Deep in thought

Paul Boughton

When a robust Process Safety Management (PSM) audit programme finds no issues, it does not always mean that improvements cannot be made. Conrad Ellison explains

The purpose of a Process Safety Management System (PSMS) is to provide a framework of high level procedures (or risk control systems), in order to maintain protective equipment and operations in a healthy state.

So, on face value a PSM audit, which shows year-on-year improvement, can be cause for celebration, but what if it is just an indication that performance has reached a plateau? A serious accident could be just around the corner. There are always more improvements that operators could be making to improve process safety performance even further.

Often, little thought is given as to whether the issues explored as part of the audit year after year are even the right ones. If not, you will not see improvements in the number of process safety incidents (PSIs). You are likely to find that leading process safety performance indicators are not consistent with the audit performance, and the lagging indicators are showing a worrying trend with the number of process safety incidents remaining the same or even increasing.

One limitation of PSM audits is that they are constructed around distinct generic elements, which are audited in turn without considering how they interact with each other. This potential interaction between barriers is often not visible at the PSM audit level. It’s likely that interactions are missed in accordance with the ‘Swiss Cheese Model’ of accident causation. This illustrates that although many layers or barriers of defence lie between hazards and accidents, there can be flaws in each layer, which when aligned can allow accidents to occur.

Why dive deeper?

With this in mind, auditing PSM system elements may not actually identify the potential for a process safety incident. Instead an assessment of specific accident scenarios and verification of specific barriers is required.

It’s for this reason that ABB Consulting advises opting for a Deep Dive audit as it can provide assurance that process safety is being managed appropriately.

This type of audit does not aim to replace conventional PSM audits but complement them. PSM audits are still needed to illustrate that the overall systems are being well managed. The Deep Dive audit just takes the process to the next level. It involves making major accident scenarios and their associated barriers the sole focus of the audit. This type of audit is designed to:

* Establish all major accident scenarios;

* Confirm the basis of safety (BoS) is robust;

* Check that the design of barriers allows for the required risk reduction and that they are installed correctly;

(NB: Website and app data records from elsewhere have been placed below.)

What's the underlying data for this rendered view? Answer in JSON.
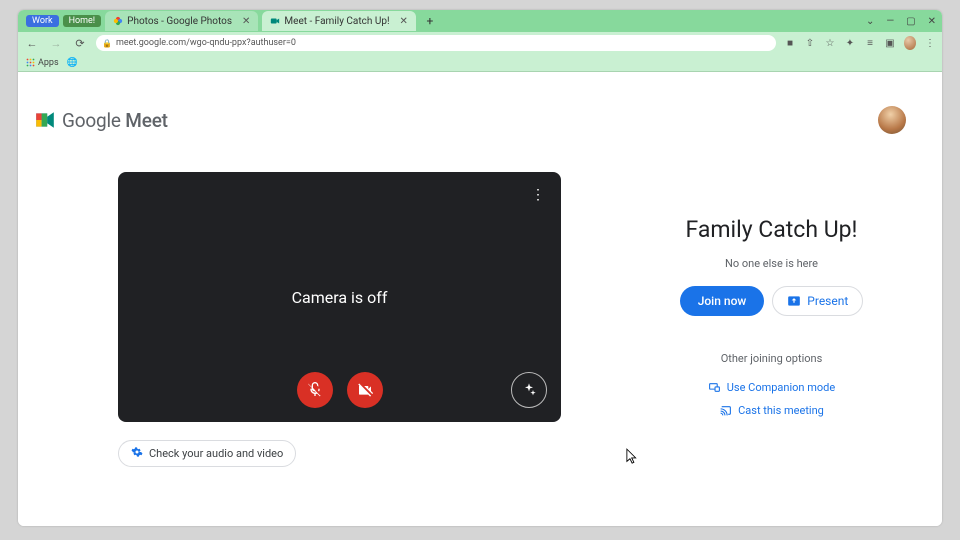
{
  "browser": {
    "pills": [
      {
        "label": "Work",
        "class": "work"
      },
      {
        "label": "Home!",
        "class": "home"
      }
    ],
    "tabs": [
      {
        "label": "Photos - Google Photos",
        "active": false
      },
      {
        "label": "Meet - Family Catch Up!",
        "active": true
      }
    ],
    "address": "meet.google.com/wgo-qndu-ppx?authuser=0",
    "bookmarks": {
      "apps": "Apps"
    }
  },
  "brand": {
    "text1": "Google",
    "text2": "Meet"
  },
  "preview": {
    "camera_status": "Camera is off",
    "check_audio_video": "Check your audio and video"
  },
  "meeting": {
    "title": "Family Catch Up!",
    "status": "No one else is here",
    "join_label": "Join now",
    "present_label": "Present",
    "other_options": "Other joining options",
    "companion": "Use Companion mode",
    "cast": "Cast this meeting"
  }
}
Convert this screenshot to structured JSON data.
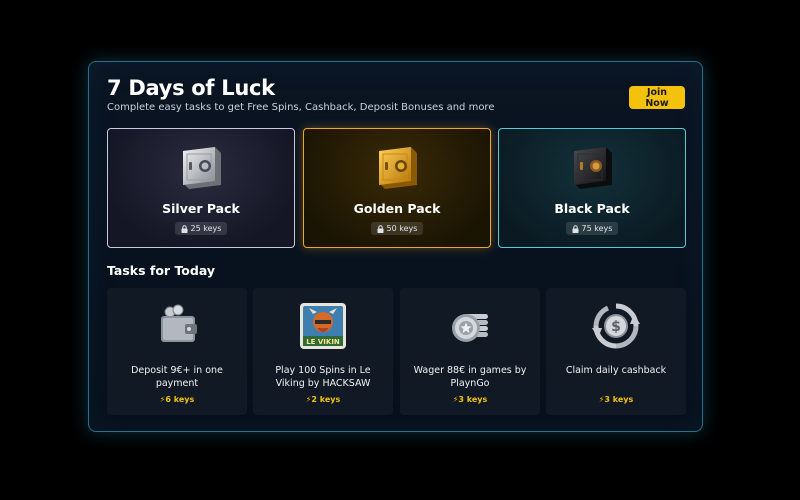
{
  "header": {
    "title": "7 Days of Luck",
    "subtitle": "Complete easy tasks to get Free Spins, Cashback, Deposit Bonuses and more",
    "join_label": "Join Now"
  },
  "packs": [
    {
      "name": "Silver Pack",
      "keys": "25 keys",
      "icon": "silver-safe-icon"
    },
    {
      "name": "Golden Pack",
      "keys": "50 keys",
      "icon": "gold-safe-icon"
    },
    {
      "name": "Black Pack",
      "keys": "75 keys",
      "icon": "black-safe-icon"
    }
  ],
  "tasks_title": "Tasks for Today",
  "tasks": [
    {
      "text": "Deposit 9€+ in one payment",
      "keys": "⚡6 keys",
      "icon": "wallet-icon"
    },
    {
      "text": "Play 100 Spins in Le Viking by HACKSAW",
      "keys": "⚡2 keys",
      "icon": "le-viking-game-icon",
      "game_label": "LE VIKIN"
    },
    {
      "text": "Wager 88€ in games by PlaynGo",
      "keys": "⚡3 keys",
      "icon": "chip-stack-icon"
    },
    {
      "text": "Claim daily cashback",
      "keys": "⚡3 keys",
      "icon": "cashback-icon"
    }
  ],
  "colors": {
    "accent_yellow": "#f4c20d",
    "silver_border": "#c8c8e0",
    "gold_border": "#f0a722",
    "black_border": "#58c9d6",
    "panel_border": "#2a6f86"
  }
}
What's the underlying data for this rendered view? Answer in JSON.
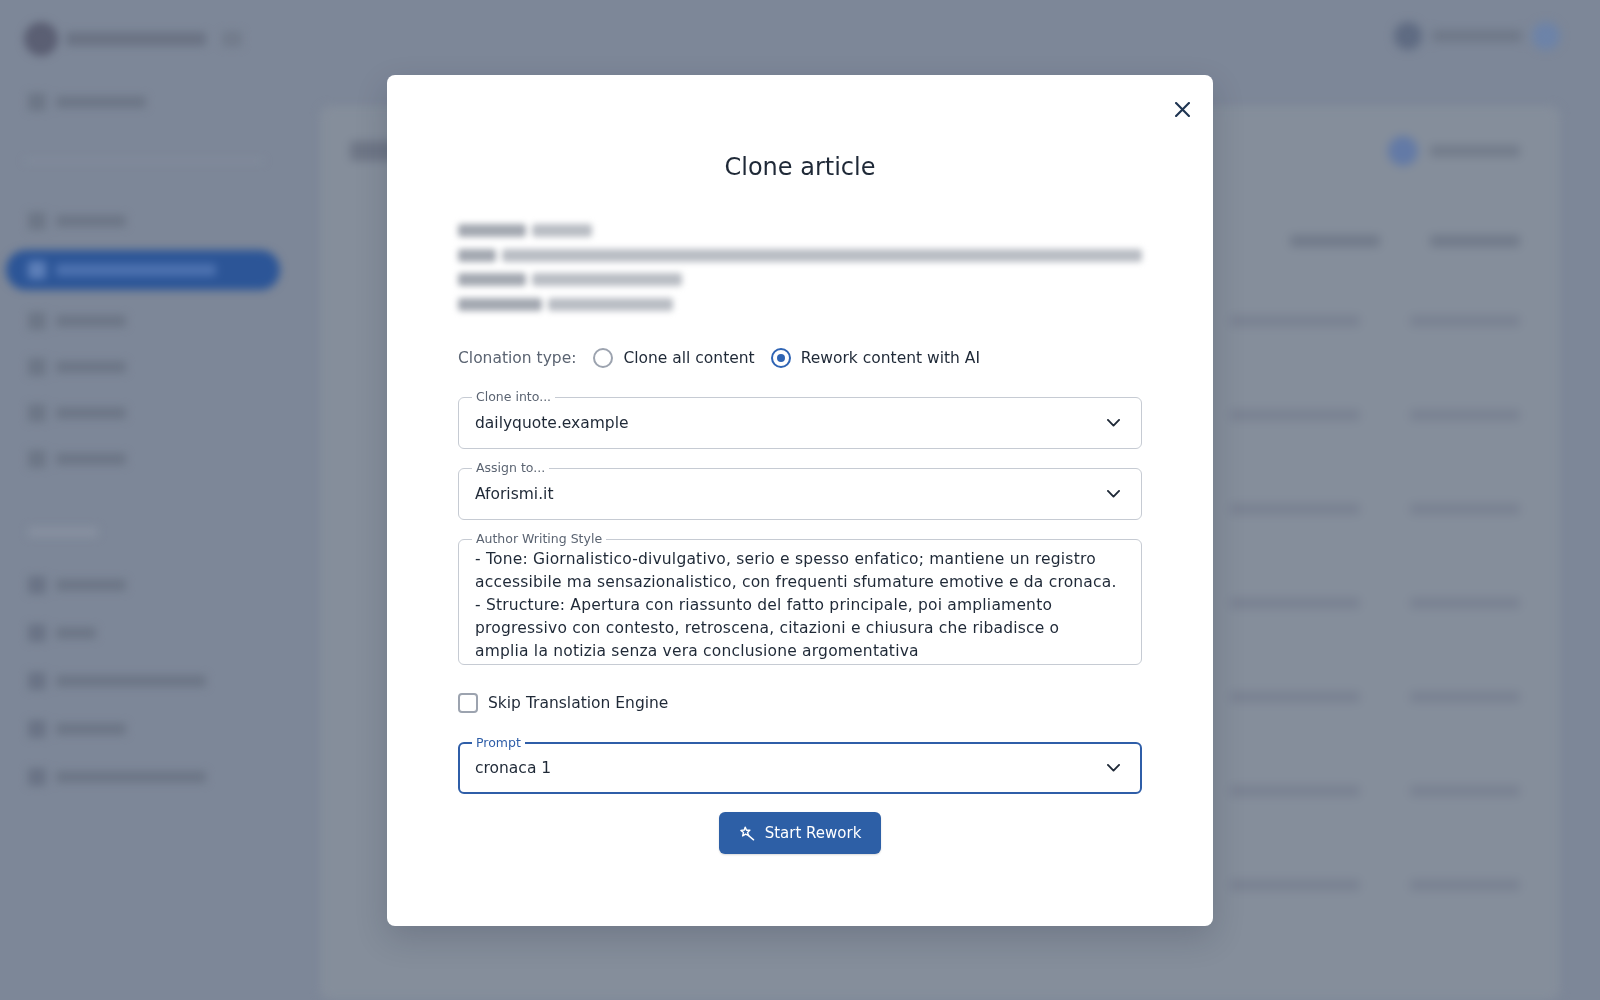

* Ensure barriers are appropriately maintained and tested; and

* Confirm workforce competency with barrier management.

A Deep Dive audit therefore provides rigorous assurance that each identified scenario has sufficient barriers which are working effectively. Essentially it provides an overview of the process safety ‘vital signs’ and ensures that best practice in management systems is being achieved.

What does a Deep Dive audit entail?

Stage 1 - Understanding: Hazard analysis reports such as HAZID and HAZOP reports must be reviewed to identify major accidents and the required barriers.

From this a range of high-risk scenarios for the detailed Deep Dive audit can be established. A broad range of event types need to be selected to enable the assessment of different types of prevention, control and mitigation barriers.

Stage 2 – Verification and field visit. Verification is then sought for the effective functioning of each scenario and its associated barriers. There are three foci to this stage: barrier verifications; processes and the people operating them.

Experience has shown that the best results can be obtained by deploying two process safety specialists as assessors; one with a PSMS and operations background and the other with a plant engineering and asset integrity management background.

It’s also important to tap into the knowledge of onsite process engineers, operating managers and maintenance engineers.This helps with the understanding of major accident scenarios and ensures that the audit team can efficiently locate key information.

An essential part of this process is conducting a field visit, which focuses on verifying specific barriers. To begin with, the barriers are visually checked to ensure that they are in good condition and have been installed as per design. We find photographs of any deficiencies are an excellent way of providing high-impact evidence to site management.

Following on from this are discussions about the barriers with operators and maintenance technicians. This tests their understanding of the potential for major accidents on the site and their role in maintaining the barriers. It can be an indication of complacency when you find that operators are unaware of the emergency procedures necessary for preventing the escalation of incidents.

Stage 3 – Reporting. The audit report provides details of the assessment for each barrier, along with a decision on whether the barrier is working effectively or whether a related weakness needs to be addressed. This could relate to the plant, processes or people involved.


A prime concern in process safety management is to prevent process incidents from occurring. Therefore it makes sense to devote some assurance effort directly to the scenarios themselves, focusing on the specific risks and layers of protection.

A Deep Dive audit of key process incident scenarios can be a very direct and cost-effective way to provide assurance that process safety is being managed appropriately. It complements traditional audit-based assurance processes and enhances an organisation’s process safety management audit and review program. That is not to suggest that auditing of the PSMS is not a necessary or effective tool. It just needs to be accompanied by an approach that takes process safety even further and provides operators with a high degree of confidence that barriers are working as effectively as possible.

Conrad Ellison is Principal Safety Consultant at ABB Consulting UK

Recent Issues